“I would say, ‘I understand you’re feeling like I stole this from you.’ Say the words back to them to make sure they understand that they are being heard,” Wilding said. Then you can follow that up with, “I want to understand more about where that is coming from.”

4. Master the impulse to fix your friend’s feelings

Understand that you cannot control your friend’s reactions. If they are not as enthusiastic as you want about your promotion, do not try to change that.

Wilding said employees can feel that they have to fix their friend’s feelings, but, “That’s not really our responsibility. Our responsibility is to be empathetic and to communicate to the extent that we can.“
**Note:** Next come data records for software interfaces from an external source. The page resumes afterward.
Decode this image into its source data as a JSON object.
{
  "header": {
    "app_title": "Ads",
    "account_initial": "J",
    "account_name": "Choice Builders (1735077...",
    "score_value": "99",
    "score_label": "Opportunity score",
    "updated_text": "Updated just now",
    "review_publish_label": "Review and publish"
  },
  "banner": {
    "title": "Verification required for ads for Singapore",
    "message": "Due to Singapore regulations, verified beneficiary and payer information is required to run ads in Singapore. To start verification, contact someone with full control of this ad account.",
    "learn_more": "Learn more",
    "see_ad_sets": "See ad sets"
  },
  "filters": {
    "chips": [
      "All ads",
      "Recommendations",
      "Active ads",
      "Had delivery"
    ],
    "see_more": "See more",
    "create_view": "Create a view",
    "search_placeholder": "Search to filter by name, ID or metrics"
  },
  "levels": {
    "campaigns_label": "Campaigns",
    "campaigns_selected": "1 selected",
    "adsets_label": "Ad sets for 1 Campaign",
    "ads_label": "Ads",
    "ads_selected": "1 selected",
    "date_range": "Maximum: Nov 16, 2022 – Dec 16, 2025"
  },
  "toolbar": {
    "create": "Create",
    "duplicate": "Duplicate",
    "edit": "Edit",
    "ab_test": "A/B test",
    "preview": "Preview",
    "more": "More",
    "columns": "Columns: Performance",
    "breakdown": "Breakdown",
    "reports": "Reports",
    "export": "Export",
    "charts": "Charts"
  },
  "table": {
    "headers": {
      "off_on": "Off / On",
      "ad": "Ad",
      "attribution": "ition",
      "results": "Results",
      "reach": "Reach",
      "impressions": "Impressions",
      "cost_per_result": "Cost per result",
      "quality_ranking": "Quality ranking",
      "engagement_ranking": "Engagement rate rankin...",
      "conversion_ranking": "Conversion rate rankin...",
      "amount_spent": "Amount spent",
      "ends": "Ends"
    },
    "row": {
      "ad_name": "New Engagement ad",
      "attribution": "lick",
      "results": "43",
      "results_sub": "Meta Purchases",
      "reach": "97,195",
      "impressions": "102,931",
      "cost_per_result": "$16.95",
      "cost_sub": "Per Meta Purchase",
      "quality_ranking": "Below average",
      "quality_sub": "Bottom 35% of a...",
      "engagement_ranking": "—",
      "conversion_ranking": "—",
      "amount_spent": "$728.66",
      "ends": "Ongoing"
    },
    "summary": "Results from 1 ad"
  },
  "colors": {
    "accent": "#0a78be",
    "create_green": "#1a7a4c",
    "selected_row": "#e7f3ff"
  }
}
Do not go above and beyond your role to make your friend feel better about the situation.

“Watch that you’re not subconsciously trying to make it up for your friend in other ways, because I think we do that where we feel like, ‘Oh, I can fix this hurt by giving them more favorable opportunities,’” Wilding said.

5. Watch your language

Not getting a promotion can sting. As Methot put it, a promotion is a “reflection on each of the parties in terms of their performance and their status” and can signal to an unpromoted employee that perhaps they aren’t good enough.

Be sensitive to your co-worker’s feelings by not gloating about it in front of them. Avoid the dichotomous language of competition of “winning” and “losing,” and “success” and “failure” to discuss how you got the promotion and they didn’t.

“‘Received,’ ‘put into a new position,’ ‘taking on a new role’ would be a much better way to frame it,” Sias said.

If you’re a good friend, you already understand that you should not lord the promotion over your work friend. But you should also avoid direct comparisons between the two of you when talking about it, such as, “Well, I’ve performed better.” Instead of using “better fit,” try “good fit,” Methot suggested.

Talking about the promotion with your friend means understanding that your promotion does not mean their failure.

“Especially in the workplace, there are so many variables that go into who is getting a promotion over someone else,” Wilding said. “It’s really about the person that is going to be the right fit for that role rather than someone winning or losing.”